This DS106 assignment introduced me to the term “trope”. As a former Mathematics and Computer Science educator, I must admit that I was unfamiliar with this term and was unaware that movies use a host of tropes or “metaphors” to convey their messages. Using the TV Tropes as a reference, I have identified the following tropes in “The Bridge on the River Kwai” and provide appropriate links to YouTube videos to illustrate their use:
- A Father to His Men & An Officer and a Gentleman & Face Death with Dignity – Colonel Nicholson demands that, according to the Geneva Convention his officers do not have to work along side their regular soldier prisoners building this bridge. He withstands torture in the iron box rather than issue a command to have his officers work on this bridge.
- Advising Colonel Saito of Geneva Convention – Clip 2 (1:30)
- Real Song Theme Tune – The Kwai River March or Colonel Bogie March, popularized by Mitch Miller, is a very powerful audio connection to this movie.
- Whistling prisoners enter POW compound – Clip 1 (0:18)
- Deadpan Snarker – Commander/Major Shears questions superiors as to whether he should jump … with , or without a parachute.
- Discussion of parachute training – Clip 5 (0:16)
- My God, What Have I Done? – At the end of the movie, Colonel Nicholson realizes that his pride has driven him to build a railway bridge that ultimately will befit the enemy.
- The brigde (sic) on the river Kwai ending – (0:51)

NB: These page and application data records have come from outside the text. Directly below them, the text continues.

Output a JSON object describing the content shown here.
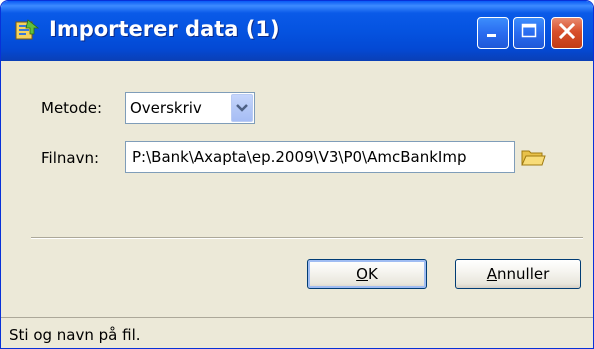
{
  "window": {
    "title": "Importerer data (1)"
  },
  "form": {
    "method_label": "Metode:",
    "method_value": "Overskriv",
    "filename_label": "Filnavn:",
    "filename_value": "P:\\Bank\\Axapta\\ep.2009\\V3\\P0\\AmcBankImp"
  },
  "buttons": {
    "ok_label": "OK",
    "cancel_label": "Annuller"
  },
  "status": {
    "text": "Sti og navn på fil."
  },
  "icons": {
    "app": "app-icon",
    "minimize": "minimize-icon",
    "maximize": "maximize-icon",
    "close": "close-icon",
    "dropdown": "chevron-down-icon",
    "folder": "folder-icon"
  },
  "colors": {
    "titlebar": "#0553e0",
    "close_button": "#d8502c",
    "dialog_bg": "#ece9d8"
  }
}
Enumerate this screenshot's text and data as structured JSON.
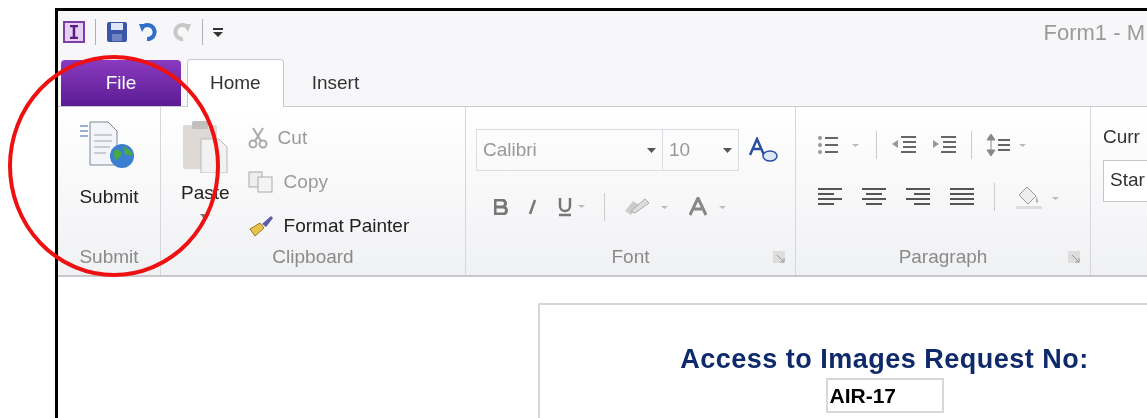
{
  "window": {
    "title": "Form1 - M"
  },
  "tabs": [
    {
      "label": "File",
      "kind": "backstage",
      "selected": false
    },
    {
      "label": "Home",
      "kind": "tab",
      "selected": true
    },
    {
      "label": "Insert",
      "kind": "tab",
      "selected": false
    }
  ],
  "ribbon": {
    "submit_group": {
      "button": "Submit",
      "label": "Submit"
    },
    "clipboard_group": {
      "paste": "Paste",
      "items": [
        {
          "label": "Cut",
          "kind": "cut",
          "disabled": true
        },
        {
          "label": "Copy",
          "kind": "copy",
          "disabled": true
        },
        {
          "label": "Format Painter",
          "kind": "painter",
          "disabled": false
        }
      ],
      "label": "Clipboard"
    },
    "font_group": {
      "font_name": "Calibri",
      "font_size": "10",
      "label": "Font"
    },
    "paragraph_group": {
      "label": "Paragraph"
    },
    "current_group": {
      "label": "Curr",
      "value": "Star"
    }
  },
  "form": {
    "heading": "Access to Images Request No:",
    "request_no": "AIR-17"
  }
}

To the reader who has read to the ending of this rather lengthy post, I congratulate you.
Take care & keep smiling